Image via WikipediaEven before my test results came back at The Rothfeld Center, Dr. Rothfeld put me on magnesium-IV therapy, his go-to treatment for fibromyalgia.Once my results came back, he started me on a no-starch diet for the insulin resistance, which means no grains or starchy vegetables. Then he put me on a detoxification program, including a cleanse and a protocol of medications and supplements. He also put me on several supplements to boost my neurotransmitters and support my adrenal system. For the thyroid resistance syndrome, I'm following Wilson's T3 Protocol, using T3 supplementation to boost my metabolism.
Once I got my stool test results back at The Marino Center, Dr. Bordiuk was able to target my treatment. The lab had tested my sample with various anti-boitics on the bacteria and anti-fungals for the yeast so we could see which ones actually worked. I was on the anti-biotic/anti-fungal protocol for two to three weeks. I haven't noticed a huge improvement in my symptoms, but perhaps my symptoms would have been worse had I not treated the bacteria and yeast in my gut. As for the food sensitivities, Dr. Bordiuk told me to follow the 4-Day Rotation Diet. Foods without any "stars" are fine to consume. Foods with one star can be eaten every four days. For instance, if I eat blueberries or pinto beans on Monday, I can't eat them again until Friday. Foods with two or three stars must be avoided for four months. Then I can try them again one at a time. If I have a reaction, I have to continue to avoid that food. If I don't have a reaction, I can eat that food using the 4-day rotation.
I've noticed a very different approach to appointments between the two centers. At The Rothfeld Center, appointments almost always run late. However, the doctors always spend a good amount of time with me and answer all my questions. I never feel rushed. On the other hand, I have to schedule three or four hours out of my day every time I go there.
At The Marino Center, appointments run close to on-time. I've waited up to 15 minutes but usually no longer than that. But appointments are booked every half an hour and if I'm late my appointment gets squeezed. Even when I'm on time, half an hour seems rushed and I don't always have time to get all my questions answered. On the other hand, I'm in and out of there within an hour and I have the rest of the day to live my life.

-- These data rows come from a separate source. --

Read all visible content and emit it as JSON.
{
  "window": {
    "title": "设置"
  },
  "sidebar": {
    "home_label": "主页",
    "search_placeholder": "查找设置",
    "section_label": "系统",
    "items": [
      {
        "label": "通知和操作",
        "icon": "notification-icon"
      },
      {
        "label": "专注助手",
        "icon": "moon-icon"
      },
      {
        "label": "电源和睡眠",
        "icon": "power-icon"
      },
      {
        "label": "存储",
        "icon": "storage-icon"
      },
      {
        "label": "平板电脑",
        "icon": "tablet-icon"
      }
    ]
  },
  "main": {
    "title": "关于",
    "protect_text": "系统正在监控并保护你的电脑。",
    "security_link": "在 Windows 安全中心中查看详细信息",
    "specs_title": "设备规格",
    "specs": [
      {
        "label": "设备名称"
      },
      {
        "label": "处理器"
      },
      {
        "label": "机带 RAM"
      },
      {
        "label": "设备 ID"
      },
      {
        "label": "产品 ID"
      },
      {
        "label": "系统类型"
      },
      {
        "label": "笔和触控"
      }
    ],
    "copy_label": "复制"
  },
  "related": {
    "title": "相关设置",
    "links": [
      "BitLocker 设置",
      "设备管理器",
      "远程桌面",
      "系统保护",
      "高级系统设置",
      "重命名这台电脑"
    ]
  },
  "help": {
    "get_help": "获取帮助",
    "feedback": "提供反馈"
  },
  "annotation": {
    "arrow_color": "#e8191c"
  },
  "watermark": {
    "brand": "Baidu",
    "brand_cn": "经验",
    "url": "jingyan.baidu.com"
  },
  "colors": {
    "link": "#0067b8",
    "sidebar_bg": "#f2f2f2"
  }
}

Results: Fibromyalgia is a tricky condition to treat. It's hard to tell which treatments I've received at either center have helped or not. I've seen several doctors at The Marino Center over the years with varying success. This is the first time I've tried going to The Rothfeld Center and so far, I think their approach is helping overall, but it's hard to pinpoint the results of specific treatments. In either case, I'm glad to have several reputable medical professionals to help me manage this life-altering condition. Now I have more than one resource to turn to when the going gets rough!